It is hard to believe there was such a thing as “the good old days of ransomware,” but we might be forgiven for looking back nostalgically. While ransomware was a bloody nuisance, law firms generally felt protected if they had a well-engineered backup system to facilitate recovery.
With multiple backups, usually in the cloud, or (with small firms) on two or more external USB drives, you could ignore the badgering requests to pay the ransom, the clocks counting down to when your data would be totally inaccessible, etc.
The trick was always to have multiple backups so that a single backup solution didn’t leave you vulnerable to having all your data encrypted if you were struck by ransomware while backing up. Having that “virgin” backup meant you could restore the data. This of course assumes that you regularly performed test restores on your backups to make sure you could indeed restore data from them.
Good guys, 1 — bad guys, 0.
The exception was often in the health-care industry, where lives were at stake and taking the time required to restore data might cost lives. Often, those entities paid up—and once the cybercriminal discovered that, health-care entities were targeted.
If you are scratching your head about all the state and city governments that were brought to their knees by ransomware in the last two years, you should know that their backups were not properly engineered. In fact, they were a mess. The cleanup took forever and cost millions of dollars.

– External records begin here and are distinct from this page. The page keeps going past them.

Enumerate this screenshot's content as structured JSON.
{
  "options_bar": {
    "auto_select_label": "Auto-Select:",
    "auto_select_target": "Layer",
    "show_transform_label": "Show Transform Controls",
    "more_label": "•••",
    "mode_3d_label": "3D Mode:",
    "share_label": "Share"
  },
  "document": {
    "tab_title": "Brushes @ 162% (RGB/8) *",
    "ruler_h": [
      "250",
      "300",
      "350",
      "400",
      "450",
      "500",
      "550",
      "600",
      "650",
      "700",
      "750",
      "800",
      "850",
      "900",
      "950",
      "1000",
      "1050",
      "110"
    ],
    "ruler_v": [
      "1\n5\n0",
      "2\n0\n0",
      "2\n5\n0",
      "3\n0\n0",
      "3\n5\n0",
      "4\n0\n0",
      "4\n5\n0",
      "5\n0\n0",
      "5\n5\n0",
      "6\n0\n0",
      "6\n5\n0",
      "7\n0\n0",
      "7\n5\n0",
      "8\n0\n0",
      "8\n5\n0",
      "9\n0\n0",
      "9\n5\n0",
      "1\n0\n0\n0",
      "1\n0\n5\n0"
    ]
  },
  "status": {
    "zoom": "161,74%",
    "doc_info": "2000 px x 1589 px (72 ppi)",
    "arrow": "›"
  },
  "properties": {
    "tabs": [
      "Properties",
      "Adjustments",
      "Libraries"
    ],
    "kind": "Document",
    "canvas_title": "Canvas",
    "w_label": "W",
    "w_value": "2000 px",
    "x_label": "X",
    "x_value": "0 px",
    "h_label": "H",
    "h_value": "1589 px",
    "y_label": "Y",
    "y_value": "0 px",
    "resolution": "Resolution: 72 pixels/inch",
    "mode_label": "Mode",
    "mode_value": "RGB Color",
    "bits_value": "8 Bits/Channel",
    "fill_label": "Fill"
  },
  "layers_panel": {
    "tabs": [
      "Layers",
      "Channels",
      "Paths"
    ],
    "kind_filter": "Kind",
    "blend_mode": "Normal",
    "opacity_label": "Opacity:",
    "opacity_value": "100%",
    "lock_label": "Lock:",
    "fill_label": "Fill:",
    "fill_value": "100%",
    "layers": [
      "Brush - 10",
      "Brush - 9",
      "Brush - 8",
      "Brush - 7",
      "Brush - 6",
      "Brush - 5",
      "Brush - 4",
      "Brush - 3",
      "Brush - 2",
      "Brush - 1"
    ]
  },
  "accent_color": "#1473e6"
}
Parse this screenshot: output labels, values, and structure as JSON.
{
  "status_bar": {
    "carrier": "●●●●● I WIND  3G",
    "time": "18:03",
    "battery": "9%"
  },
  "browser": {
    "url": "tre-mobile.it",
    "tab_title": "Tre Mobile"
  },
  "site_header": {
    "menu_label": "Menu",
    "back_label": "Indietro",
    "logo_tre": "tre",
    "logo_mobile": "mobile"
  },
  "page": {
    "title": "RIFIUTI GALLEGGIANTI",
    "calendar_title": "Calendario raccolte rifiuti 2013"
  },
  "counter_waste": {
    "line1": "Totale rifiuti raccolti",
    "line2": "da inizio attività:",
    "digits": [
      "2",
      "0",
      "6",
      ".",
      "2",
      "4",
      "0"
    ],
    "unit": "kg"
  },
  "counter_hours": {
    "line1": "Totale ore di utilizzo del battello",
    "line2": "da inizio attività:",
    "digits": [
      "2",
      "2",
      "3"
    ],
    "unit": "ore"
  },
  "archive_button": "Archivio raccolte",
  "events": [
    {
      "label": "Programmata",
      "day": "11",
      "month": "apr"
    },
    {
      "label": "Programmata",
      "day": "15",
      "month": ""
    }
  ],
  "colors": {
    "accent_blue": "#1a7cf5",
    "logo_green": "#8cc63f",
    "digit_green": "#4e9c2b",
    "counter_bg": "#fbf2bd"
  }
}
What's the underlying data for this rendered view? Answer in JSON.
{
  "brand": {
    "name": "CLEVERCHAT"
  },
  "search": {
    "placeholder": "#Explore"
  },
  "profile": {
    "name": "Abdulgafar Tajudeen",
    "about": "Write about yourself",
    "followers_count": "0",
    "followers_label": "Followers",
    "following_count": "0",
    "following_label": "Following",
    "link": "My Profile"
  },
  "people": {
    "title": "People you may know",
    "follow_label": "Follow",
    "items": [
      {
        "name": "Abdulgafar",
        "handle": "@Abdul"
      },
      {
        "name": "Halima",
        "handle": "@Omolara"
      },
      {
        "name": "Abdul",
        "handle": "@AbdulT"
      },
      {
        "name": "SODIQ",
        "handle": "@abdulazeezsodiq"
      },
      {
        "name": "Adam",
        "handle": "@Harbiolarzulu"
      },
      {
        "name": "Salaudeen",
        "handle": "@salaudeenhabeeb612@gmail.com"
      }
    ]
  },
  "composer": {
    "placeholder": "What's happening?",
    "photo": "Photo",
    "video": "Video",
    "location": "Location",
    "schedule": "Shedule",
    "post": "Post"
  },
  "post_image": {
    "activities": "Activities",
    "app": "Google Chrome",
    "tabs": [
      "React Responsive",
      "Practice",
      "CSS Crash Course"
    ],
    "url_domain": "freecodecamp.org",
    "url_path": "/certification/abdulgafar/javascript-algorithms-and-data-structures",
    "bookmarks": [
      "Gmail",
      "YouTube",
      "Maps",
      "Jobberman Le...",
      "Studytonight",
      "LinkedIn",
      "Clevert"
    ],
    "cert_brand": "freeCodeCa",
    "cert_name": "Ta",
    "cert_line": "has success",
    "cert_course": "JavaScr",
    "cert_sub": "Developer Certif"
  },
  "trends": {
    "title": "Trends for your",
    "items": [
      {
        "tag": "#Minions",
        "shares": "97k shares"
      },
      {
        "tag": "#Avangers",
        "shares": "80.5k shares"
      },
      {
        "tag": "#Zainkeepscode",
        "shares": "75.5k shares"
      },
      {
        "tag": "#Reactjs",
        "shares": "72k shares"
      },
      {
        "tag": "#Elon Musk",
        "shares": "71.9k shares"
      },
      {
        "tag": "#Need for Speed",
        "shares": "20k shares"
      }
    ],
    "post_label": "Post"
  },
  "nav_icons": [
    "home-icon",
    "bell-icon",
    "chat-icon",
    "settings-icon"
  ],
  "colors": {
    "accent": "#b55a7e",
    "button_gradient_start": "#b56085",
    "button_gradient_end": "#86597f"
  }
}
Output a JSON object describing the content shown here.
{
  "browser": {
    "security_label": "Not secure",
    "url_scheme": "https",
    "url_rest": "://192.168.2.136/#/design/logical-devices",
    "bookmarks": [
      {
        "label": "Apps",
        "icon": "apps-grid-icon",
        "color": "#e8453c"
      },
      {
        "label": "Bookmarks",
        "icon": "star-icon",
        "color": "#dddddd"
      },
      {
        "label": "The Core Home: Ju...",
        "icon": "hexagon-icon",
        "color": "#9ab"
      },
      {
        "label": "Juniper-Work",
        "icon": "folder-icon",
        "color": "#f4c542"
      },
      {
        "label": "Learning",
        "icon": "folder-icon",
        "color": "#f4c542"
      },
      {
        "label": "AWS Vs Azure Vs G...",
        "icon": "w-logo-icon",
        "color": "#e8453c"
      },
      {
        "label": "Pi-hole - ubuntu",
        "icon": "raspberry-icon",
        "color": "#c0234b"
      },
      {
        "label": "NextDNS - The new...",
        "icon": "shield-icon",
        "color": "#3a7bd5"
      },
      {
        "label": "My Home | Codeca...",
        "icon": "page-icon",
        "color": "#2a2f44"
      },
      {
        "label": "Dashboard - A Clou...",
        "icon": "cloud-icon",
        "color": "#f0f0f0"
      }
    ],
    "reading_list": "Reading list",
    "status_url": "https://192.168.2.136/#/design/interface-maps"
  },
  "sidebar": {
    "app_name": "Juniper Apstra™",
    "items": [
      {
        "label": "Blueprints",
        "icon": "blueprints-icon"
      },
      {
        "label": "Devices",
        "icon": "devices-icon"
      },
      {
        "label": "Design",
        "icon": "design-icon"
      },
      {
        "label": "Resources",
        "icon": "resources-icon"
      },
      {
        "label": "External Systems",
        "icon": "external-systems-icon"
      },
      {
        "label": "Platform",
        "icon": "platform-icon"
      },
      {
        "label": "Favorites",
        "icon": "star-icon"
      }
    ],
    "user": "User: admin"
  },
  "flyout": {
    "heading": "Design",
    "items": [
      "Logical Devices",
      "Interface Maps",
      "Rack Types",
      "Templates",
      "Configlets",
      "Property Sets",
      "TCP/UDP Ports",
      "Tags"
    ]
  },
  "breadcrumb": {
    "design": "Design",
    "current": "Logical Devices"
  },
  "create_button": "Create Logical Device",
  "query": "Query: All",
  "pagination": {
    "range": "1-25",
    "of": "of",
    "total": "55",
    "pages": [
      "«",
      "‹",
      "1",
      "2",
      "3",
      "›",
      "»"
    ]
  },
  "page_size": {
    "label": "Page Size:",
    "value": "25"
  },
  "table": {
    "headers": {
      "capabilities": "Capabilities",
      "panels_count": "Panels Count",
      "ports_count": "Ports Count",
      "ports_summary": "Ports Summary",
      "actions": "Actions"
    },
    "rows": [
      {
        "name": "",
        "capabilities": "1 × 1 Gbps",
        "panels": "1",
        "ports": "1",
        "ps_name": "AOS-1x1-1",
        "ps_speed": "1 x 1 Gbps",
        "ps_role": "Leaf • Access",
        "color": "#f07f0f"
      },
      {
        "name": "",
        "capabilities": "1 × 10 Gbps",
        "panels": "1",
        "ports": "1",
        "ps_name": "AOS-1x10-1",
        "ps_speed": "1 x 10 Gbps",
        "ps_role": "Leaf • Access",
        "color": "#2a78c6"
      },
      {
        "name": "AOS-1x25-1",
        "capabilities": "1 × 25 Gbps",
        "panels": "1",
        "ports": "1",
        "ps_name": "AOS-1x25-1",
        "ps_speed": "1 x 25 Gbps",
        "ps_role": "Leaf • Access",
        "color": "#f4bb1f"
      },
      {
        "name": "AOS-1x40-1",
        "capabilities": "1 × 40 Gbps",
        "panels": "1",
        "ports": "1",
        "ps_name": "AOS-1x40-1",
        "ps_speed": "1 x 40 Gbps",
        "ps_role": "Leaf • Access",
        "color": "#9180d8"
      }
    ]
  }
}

Many local and state government agencies never understood what constituted properly engineered backups—nor did they budget for it. Even now, they are more likely to get cyber insurance to cover the risk than to adequately address the baseline problems.